    P.S. I know there are people worse off then me but that still doesn’t mean I should have to hurt like this all the time.

  3. Avatar
    Martina Hernandez November 10, 2017 at 5:03 pm

    I got the device 3 weeks ago not working still have pain alot my back and both legs alot of pain

  4. Avatar
    Nancy May 4, 2018 at 6:07 pm

    Has anyone had the permanent spinal cord stimulator inside there body and how long before the battery needed to be replaced.

    • Pain Doctor
      Pain Doctor May 7, 2018 at 4:24 pm

      Hi Nancy — As noted here, non-rechargeable batteries typically last for up to five years. But, it’s always a good idea to go directly to your doctor with your own specific questions.

  5. Avatar
    Virginia M Aboud June 18, 2018 at 8:25 pm

    I have a question I just got the SCS Implant for my cervical last week on the 12 of June I am still in alot of pain so I’m given percocet 5-325 for up to 4 a day they have me a soft neck collar brace I’m not sure they said to wear month but I cant sleep with it n I dont really use unless I go out to the store or run errands is this okay

    • Pain Doctor
      Pain Doctor June 25, 2018 at 5:23 pm

      Hi Virginia — Unfortunately we can’t answer specific medical questions on the blog because we can’t be sure about your exact history. We highly recommend calling your doctor and asking your questions.

  6. Avatar
    Julie June 28, 2018 at 9:56 am

    Is it normal to leave the stimulator on when removing it during a trial period?

    • Pain Doctor
      Pain Doctor July 2, 2018 at 5:13 pm

      Hi Julie — Unfortunately we can’t answer specific medical questions on the blog because we can’t be sure about your exact history. We highly recommend calling your doctor and asking your questions.

  7. Avatar
    Marianne Baker July 4, 2018 at 7:26 pm

    I had the stimulator implanted 8 weeks ago. I have a very rare bone disease in both my hands. After many surgeries to try to save my hands I ended up with severe nerve damage. The trial went great. The implant works but the pain in my neck back and shoulder’s sure isn’t worth it. The box near my butt feels like its coming thru my skin. So I’ve went from a severe bone disease to feeling totally crippled. Can’t move my head side to side. Can’t move my shoulders and my back is killing me! I want it out. Not worth it at all

    • Pain Doctor
      Pain Doctor July 9, 2018 at 3:26 pm

      Hi Marianne — We are so sorry to hear about the challenges you’ve been facing. Since the trial went well, we highly recommend calling your doctor and see if they can make any modifications to help with this new pain.

  8. Avatar
    Kaelynn Padgette July 26, 2018 at 3:28 pm

    I had stimulator surgery one week ago having a lot of pain from injection sites but have noticed a big relief and difference I’m glad I had it done

    • Pain Doctor
      Pain Doctor July 29, 2018 at 12:07 pm

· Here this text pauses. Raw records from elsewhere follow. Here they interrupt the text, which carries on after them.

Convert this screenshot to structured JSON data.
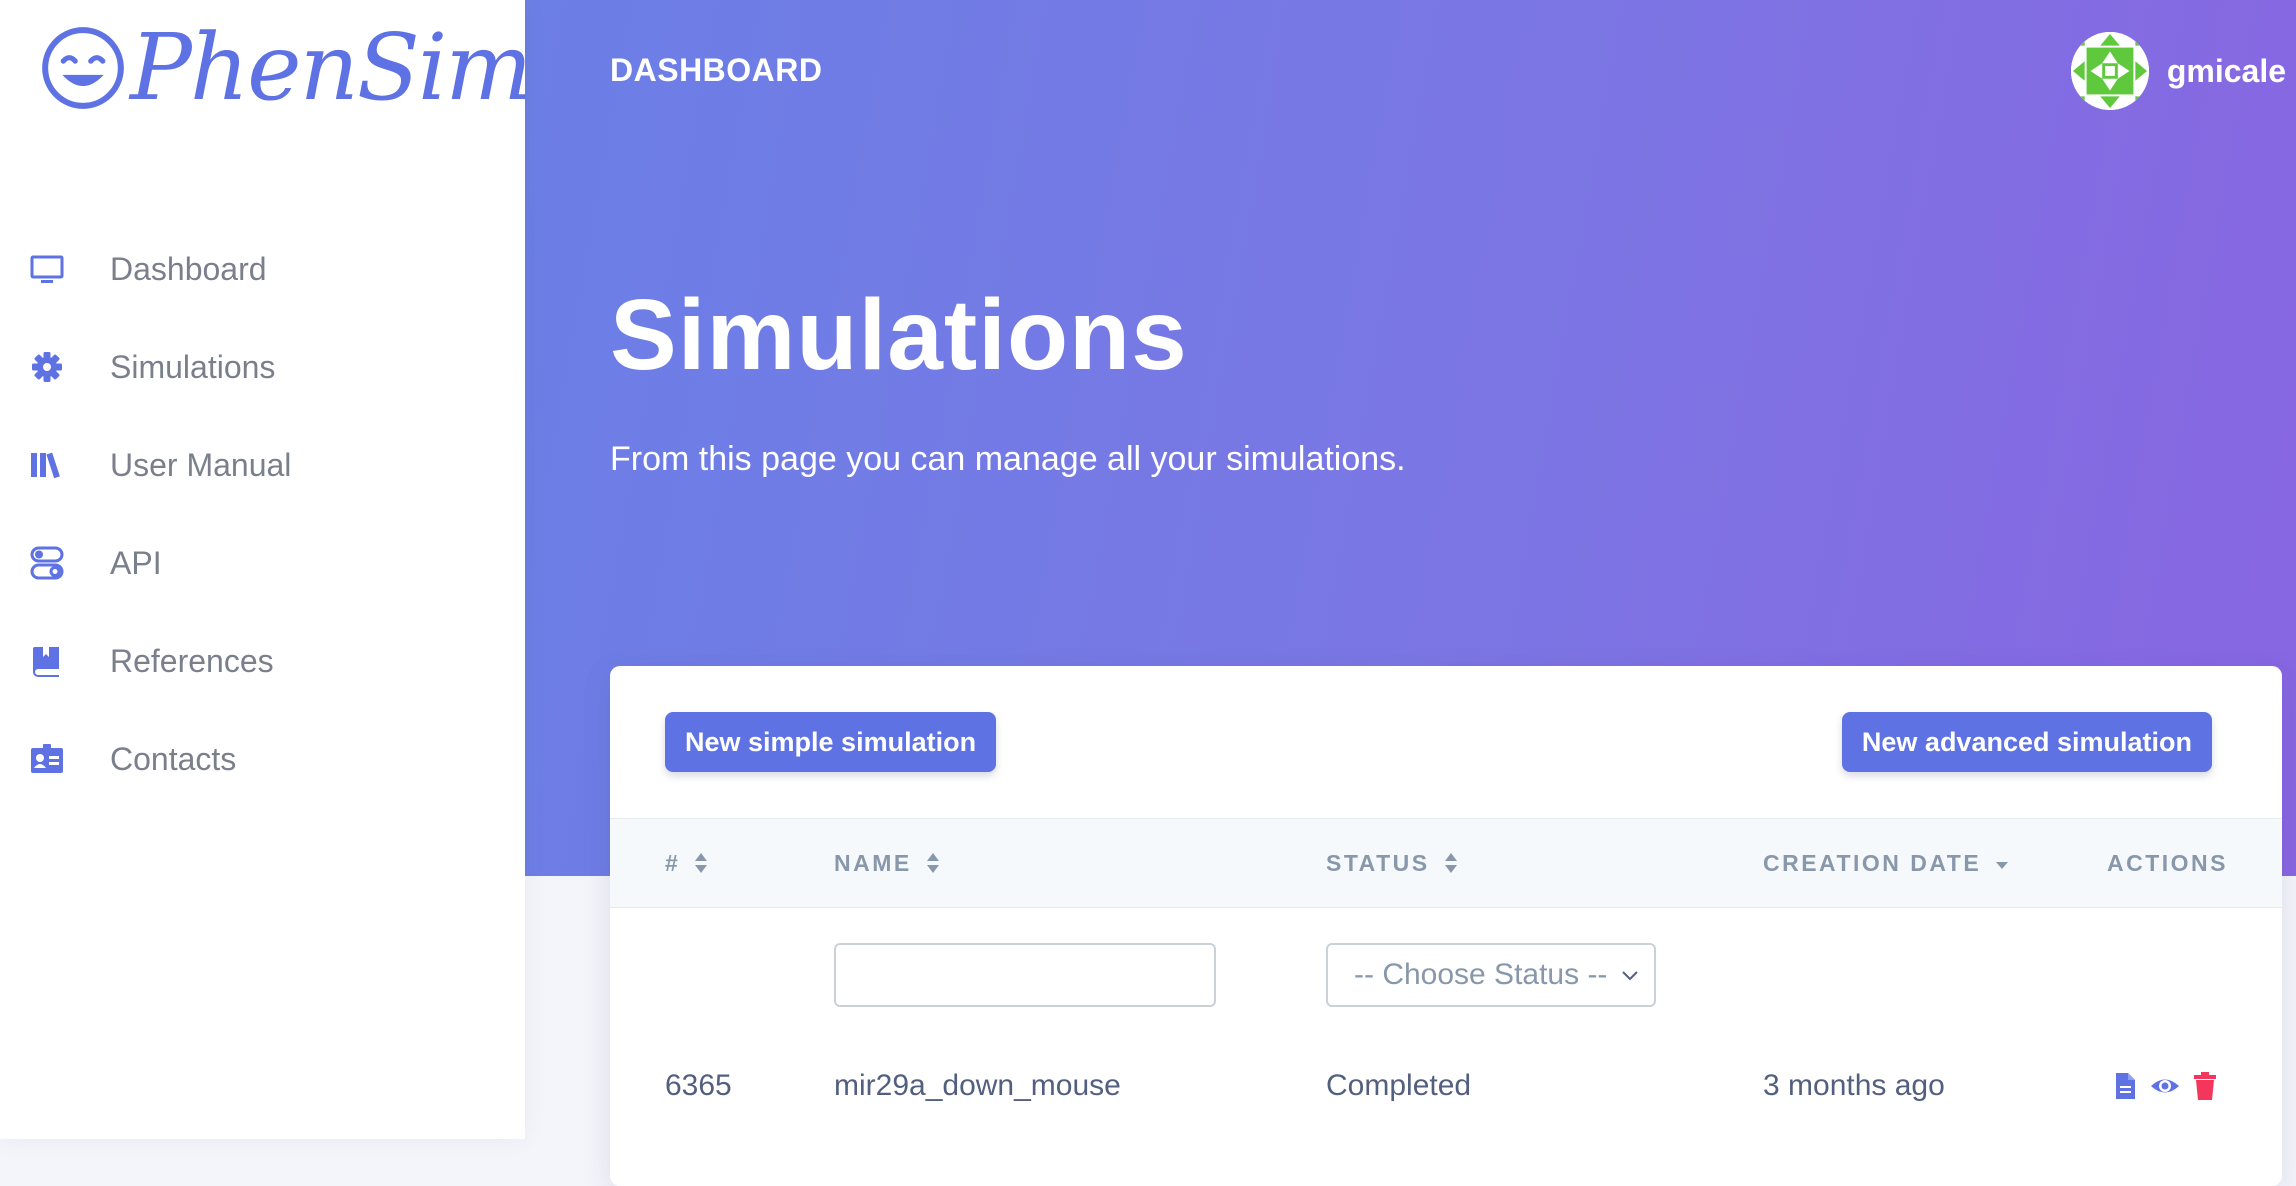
{
  "brand": {
    "name": "PhenSim"
  },
  "sidebar": {
    "items": [
      {
        "label": "Dashboard",
        "icon": "monitor-icon"
      },
      {
        "label": "Simulations",
        "icon": "gear-icon"
      },
      {
        "label": "User Manual",
        "icon": "books-icon"
      },
      {
        "label": "API",
        "icon": "toggles-icon"
      },
      {
        "label": "References",
        "icon": "book-icon"
      },
      {
        "label": "Contacts",
        "icon": "id-card-icon"
      }
    ]
  },
  "header": {
    "section": "DASHBOARD",
    "username": "gmicale"
  },
  "page": {
    "title": "Simulations",
    "subtitle": "From this page you can manage all your simulations."
  },
  "toolbar": {
    "new_simple": "New simple simulation",
    "new_advanced": "New advanced simulation"
  },
  "table": {
    "columns": [
      "#",
      "NAME",
      "STATUS",
      "CREATION DATE",
      "ACTIONS"
    ],
    "filters": {
      "name_value": "",
      "status_placeholder": "-- Choose Status --"
    },
    "rows": [
      {
        "id": "6365",
        "name": "mir29a_down_mouse",
        "status": "Completed",
        "created": "3 months ago"
      }
    ]
  },
  "colors": {
    "accent": "#5e72e4",
    "danger": "#f5365c",
    "gradient_start": "#6b7fe6",
    "gradient_end": "#8866e2"
  }
}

      Hi Kaelynn — Thanks so much for sharing your story here.

  9. Avatar
    Julie brawn August 18, 2018 at 1:18 am

    Hi I have a spinal cord stimulator in since 2015 has not eliminated all my pain still had to have spinal nerve eblation but have this last week had serve on set of cramps in my leg now have dreadful pain in my leg again and back has anyone have any ideas what’s happening also have had pain in battery site from the getgo but the surgeon is not interested

  10. Avatar
    Richard Taylor May 10, 2019 at 9:46 pm

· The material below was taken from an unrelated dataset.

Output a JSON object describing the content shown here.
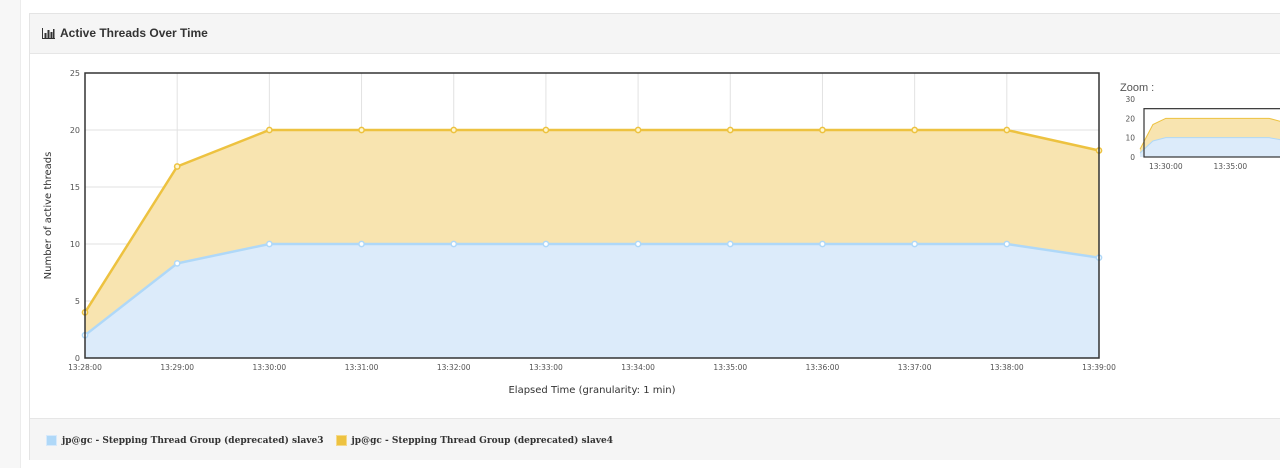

    Good afternoon would SCS work for peripheral neuropathy in both feet?
    Regards Richard

Comments are closed.

Pin It on Pinterest

Schedule Your Appointment